What you need to do ::
The answer is every line of the records that holds the word "Warranty", copied in full.

(Element data from apps and pages)
--- START ---

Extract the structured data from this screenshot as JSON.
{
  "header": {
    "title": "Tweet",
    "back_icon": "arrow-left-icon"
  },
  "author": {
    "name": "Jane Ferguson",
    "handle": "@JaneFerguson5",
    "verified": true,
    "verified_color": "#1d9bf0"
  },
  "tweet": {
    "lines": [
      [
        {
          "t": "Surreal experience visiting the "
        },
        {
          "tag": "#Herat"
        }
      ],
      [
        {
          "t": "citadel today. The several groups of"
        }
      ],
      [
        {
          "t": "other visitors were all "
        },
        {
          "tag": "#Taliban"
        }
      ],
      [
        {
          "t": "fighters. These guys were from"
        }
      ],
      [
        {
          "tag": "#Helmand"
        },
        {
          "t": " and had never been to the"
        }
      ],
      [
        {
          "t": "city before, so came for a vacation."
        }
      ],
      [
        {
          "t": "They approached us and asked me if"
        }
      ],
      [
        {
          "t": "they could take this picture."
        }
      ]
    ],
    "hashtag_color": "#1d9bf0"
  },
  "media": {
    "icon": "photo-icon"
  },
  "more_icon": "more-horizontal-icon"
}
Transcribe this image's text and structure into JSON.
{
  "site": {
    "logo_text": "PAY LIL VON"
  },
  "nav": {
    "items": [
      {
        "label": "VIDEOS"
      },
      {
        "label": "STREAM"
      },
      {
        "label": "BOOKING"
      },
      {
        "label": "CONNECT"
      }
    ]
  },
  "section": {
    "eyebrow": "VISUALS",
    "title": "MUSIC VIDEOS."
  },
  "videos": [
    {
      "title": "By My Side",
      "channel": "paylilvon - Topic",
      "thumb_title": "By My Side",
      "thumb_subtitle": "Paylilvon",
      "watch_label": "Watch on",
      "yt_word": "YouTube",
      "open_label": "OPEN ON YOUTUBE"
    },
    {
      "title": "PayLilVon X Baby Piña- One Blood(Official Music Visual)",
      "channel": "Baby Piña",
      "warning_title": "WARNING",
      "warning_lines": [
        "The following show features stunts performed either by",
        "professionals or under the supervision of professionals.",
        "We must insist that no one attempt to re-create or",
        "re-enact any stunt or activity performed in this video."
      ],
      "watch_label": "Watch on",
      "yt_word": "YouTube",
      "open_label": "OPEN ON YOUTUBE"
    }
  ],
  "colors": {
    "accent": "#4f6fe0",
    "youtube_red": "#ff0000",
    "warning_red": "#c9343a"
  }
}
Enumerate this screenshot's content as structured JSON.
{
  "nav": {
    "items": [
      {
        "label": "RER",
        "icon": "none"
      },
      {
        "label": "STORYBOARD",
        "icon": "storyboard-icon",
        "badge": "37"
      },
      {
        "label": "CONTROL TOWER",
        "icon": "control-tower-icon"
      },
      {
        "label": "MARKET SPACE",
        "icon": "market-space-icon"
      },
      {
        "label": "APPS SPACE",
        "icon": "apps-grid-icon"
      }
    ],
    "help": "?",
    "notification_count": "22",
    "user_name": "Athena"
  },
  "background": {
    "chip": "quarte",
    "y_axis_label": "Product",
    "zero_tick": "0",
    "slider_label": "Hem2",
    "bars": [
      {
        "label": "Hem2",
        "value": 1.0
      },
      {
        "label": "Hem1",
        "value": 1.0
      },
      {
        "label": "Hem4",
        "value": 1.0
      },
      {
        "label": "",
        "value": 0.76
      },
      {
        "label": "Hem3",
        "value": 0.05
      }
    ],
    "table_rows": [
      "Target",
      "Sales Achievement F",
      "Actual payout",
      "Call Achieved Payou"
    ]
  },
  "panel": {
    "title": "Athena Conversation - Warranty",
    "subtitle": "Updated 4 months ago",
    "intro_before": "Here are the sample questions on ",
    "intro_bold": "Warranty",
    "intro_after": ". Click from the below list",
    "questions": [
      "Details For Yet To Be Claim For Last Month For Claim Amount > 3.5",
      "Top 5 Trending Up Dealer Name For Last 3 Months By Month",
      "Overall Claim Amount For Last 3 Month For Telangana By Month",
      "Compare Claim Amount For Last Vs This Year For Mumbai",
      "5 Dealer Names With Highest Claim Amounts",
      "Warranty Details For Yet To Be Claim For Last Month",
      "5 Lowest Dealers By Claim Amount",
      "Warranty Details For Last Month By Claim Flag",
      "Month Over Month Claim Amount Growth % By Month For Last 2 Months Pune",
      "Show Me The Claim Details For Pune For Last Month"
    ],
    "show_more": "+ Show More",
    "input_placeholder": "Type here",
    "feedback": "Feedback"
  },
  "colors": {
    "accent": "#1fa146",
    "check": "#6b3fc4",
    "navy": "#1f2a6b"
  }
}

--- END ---

Exercise result ::
    "title": "Athena Conversation - Warranty",
    "intro_bold": "Warranty",
      "Warranty Details For Yet To Be Claim For Last Month",
      "Warranty Details For Last Month By Claim Flag",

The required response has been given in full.